mid-13c., "theft, action or practice of stealing," from Old English *stælþ, which is related to stelen (see steal (v.)), from Proto-Germanic *stælitho (cf. Old Norse stulþr), with Proto-Germanic abstract noun suffix *-itho (see -th (2)). Sense of "secret action" developed c.1300, but the word also retained its etymological sense into 18c. Got a boost as an adjective from stealth fighter, stealth bomber, radar-evading U.S. military aircraft, activated 1983.
Covert; clandestine; sneaky: His piece of stealth journalism was an exercise in character assassination/ The Republicans are turning Dan Quayle into a virtual stealth Vice President; not even any pictures of him on the Bush-Quayle re-election posters

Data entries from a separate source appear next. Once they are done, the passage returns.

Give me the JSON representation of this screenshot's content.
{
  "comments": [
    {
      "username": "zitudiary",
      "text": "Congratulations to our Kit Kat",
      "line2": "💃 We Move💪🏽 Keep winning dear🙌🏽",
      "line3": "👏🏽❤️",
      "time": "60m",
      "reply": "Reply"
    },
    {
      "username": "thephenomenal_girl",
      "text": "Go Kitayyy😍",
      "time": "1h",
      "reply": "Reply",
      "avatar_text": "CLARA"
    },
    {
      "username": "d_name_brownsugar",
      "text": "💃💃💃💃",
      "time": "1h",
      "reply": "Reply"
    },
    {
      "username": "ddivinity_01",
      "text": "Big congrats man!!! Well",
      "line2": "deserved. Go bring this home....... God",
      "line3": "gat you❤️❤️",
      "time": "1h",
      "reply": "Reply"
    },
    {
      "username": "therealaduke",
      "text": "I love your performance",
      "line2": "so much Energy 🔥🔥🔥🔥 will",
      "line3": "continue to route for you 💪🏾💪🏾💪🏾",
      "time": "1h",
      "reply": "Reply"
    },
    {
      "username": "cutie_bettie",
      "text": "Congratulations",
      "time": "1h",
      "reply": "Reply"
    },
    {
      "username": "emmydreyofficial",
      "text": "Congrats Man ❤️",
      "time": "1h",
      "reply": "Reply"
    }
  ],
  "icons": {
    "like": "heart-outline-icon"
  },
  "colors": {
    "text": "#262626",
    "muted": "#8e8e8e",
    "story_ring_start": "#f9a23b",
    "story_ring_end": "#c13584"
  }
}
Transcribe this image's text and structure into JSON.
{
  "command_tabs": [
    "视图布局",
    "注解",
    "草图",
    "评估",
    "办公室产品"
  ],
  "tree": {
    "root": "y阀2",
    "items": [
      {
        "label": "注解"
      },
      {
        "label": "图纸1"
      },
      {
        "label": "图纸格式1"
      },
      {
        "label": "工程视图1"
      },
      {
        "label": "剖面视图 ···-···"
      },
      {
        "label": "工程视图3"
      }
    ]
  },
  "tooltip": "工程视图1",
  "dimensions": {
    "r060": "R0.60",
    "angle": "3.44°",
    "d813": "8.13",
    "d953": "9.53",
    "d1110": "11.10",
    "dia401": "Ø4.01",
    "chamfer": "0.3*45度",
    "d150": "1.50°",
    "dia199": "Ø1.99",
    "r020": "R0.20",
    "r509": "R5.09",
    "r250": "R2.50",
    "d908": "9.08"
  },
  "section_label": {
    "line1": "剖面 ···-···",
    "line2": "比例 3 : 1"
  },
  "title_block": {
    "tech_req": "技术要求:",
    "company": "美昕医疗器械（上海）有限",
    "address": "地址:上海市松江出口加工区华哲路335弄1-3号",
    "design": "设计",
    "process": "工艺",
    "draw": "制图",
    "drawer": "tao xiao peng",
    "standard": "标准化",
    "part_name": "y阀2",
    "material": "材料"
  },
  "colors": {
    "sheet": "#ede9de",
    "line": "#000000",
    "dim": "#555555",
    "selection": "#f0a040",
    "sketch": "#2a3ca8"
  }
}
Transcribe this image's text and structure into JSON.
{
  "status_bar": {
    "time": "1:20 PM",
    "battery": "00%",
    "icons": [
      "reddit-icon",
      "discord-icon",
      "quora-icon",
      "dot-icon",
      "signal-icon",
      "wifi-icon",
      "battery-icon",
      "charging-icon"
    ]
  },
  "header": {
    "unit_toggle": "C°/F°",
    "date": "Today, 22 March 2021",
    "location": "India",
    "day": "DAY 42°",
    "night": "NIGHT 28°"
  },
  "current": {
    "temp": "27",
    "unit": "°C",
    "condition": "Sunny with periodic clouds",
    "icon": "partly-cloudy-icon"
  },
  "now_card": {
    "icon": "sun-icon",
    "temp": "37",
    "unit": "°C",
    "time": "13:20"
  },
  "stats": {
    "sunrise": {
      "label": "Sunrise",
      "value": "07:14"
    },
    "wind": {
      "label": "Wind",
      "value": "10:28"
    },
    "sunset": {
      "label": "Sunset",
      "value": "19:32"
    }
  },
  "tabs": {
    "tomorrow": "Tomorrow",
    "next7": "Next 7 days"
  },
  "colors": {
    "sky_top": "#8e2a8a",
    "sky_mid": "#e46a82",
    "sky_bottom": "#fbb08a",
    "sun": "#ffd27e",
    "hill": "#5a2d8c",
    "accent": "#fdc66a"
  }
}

[late 1980s+; fr the US Stealth fighter plane, activated in 1983, which, along with a bomber version, was designed to be invisible to radar detection]